But I was quite reckless; I rushed on headlong in such blindness that when I heard youths of my own age bragging about their immoralities I was ashamed to be less depraved than they. The more disgraceful their deeds, the more credit they claimed; and so I too became as lustful for the plaudits as for the lechery itself. What is more to be reviled than vile debauchery? Afraid of being reviled I grew viler, and when I had no indecent acts to admit that could put me on a level with these abandoned youths, I pretended to obscenities I had not committed, lest I might be thought less courageous for being more innocent, and be accounted cheaper for being more chaste. (from Maria Boulding's translation II.3.7)I'll not argue that Augustine was some sweet, chaste adolescent, but he does seem to be a young man who talks more game than he plays. He even admits in the above passage that he didn't have any stories comparable to the exploits of the rest of his gang and that he therefore invented tales of lechery so he could win their esteem. If he didn't have any exploits hot enough to impress those rapscallions, then why are we assuming that he is hiding something juicy from us? As it turns out, Augustine is the kind of guy who hears the boys in the locker room and interrupts them with an outlandish story he makes up on the spot about some trip to Vegas with twin lingerie models. Meanwhile, he's really just mama's sweet boy, a brooding philosophical type who thinks more about life than he lives it. There is nothing wrong with that, but it is the sort of situation that makes the night you stole some pears your best story ever.
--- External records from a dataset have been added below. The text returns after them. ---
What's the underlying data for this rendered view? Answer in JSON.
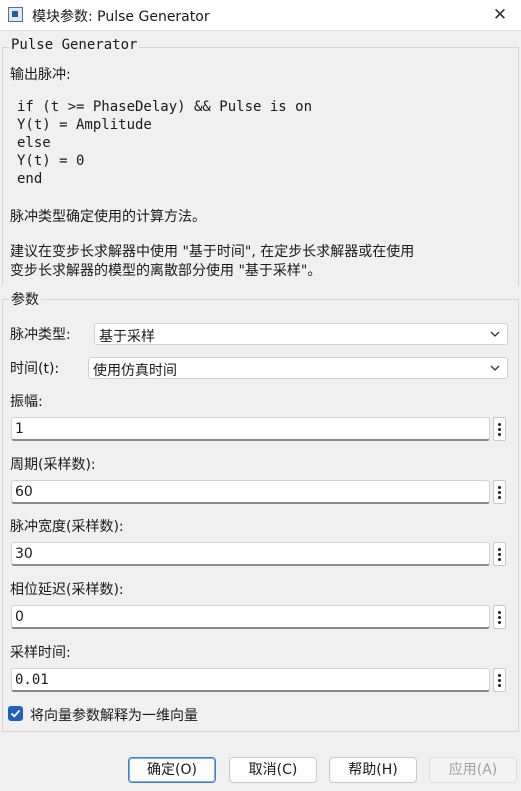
{
  "window": {
    "title": "模块参数: Pulse Generator",
    "close_glyph": "✕",
    "app_icon": "simulink-block-icon"
  },
  "description": {
    "group_title": "Pulse Generator",
    "intro": "输出脉冲:",
    "code_lines": [
      "if (t >= PhaseDelay) && Pulse is on",
      "Y(t) = Amplitude",
      "else",
      "Y(t) = 0",
      "end"
    ],
    "note1": "脉冲类型确定使用的计算方法。",
    "note2_line1": "建议在变步长求解器中使用 \"基于时间\", 在定步长求解器或在使用",
    "note2_line2": "变步长求解器的模型的离散部分使用 \"基于采样\"。"
  },
  "params": {
    "group_title": "参数",
    "pulse_type": {
      "label": "脉冲类型:",
      "value": "基于采样"
    },
    "time": {
      "label": "时间(t):",
      "value": "使用仿真时间"
    },
    "amplitude": {
      "label": "振幅:",
      "value": "1"
    },
    "period": {
      "label": "周期(采样数):",
      "value": "60"
    },
    "pulse_width": {
      "label": "脉冲宽度(采样数):",
      "value": "30"
    },
    "phase_delay": {
      "label": "相位延迟(采样数):",
      "value": "0"
    },
    "sample_time": {
      "label": "采样时间:",
      "value": "0.01"
    },
    "interpret_vector": {
      "label": "将向量参数解释为一维向量",
      "checked": true
    }
  },
  "buttons": {
    "ok": "确定(O)",
    "cancel": "取消(C)",
    "help": "帮助(H)",
    "apply": "应用(A)"
  },
  "colors": {
    "accent": "#1f62b8",
    "window_bg": "#f0f0f0"
  }
}
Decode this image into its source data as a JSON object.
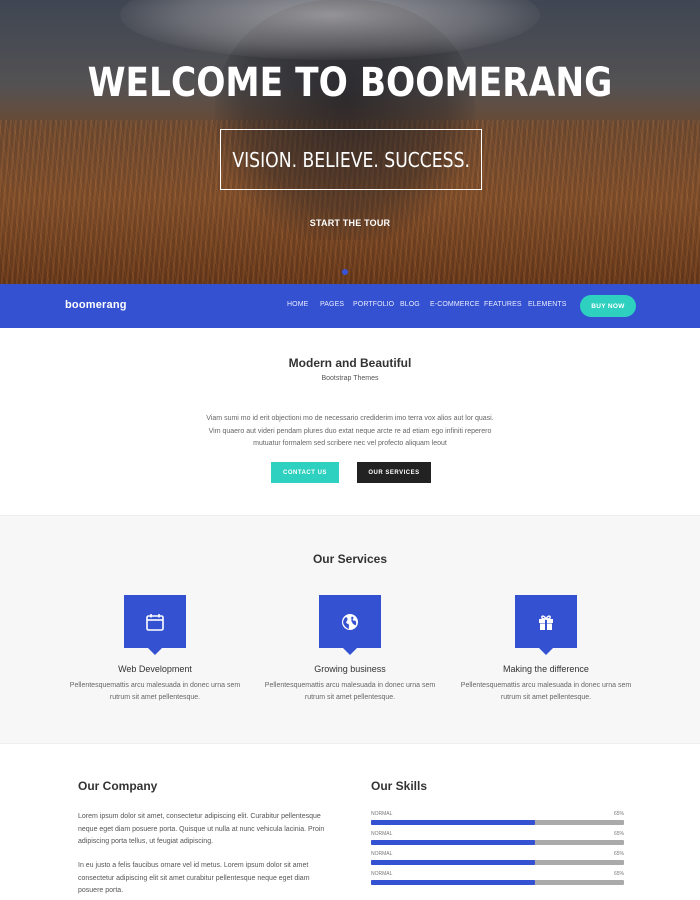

Look, I'm not pleading Augustine's innocence. It is even possible that Augustine might have such an understanding of the power of lust that he refrains from telling these tales so as not to excite and thereby condemn his reader. I'll concede that. What I want to do though is to call us back to reading Augustine in his own words and not through the lens of his reputation. At least in this instance, he acknowledges that he bragged about more chicks than he bagged.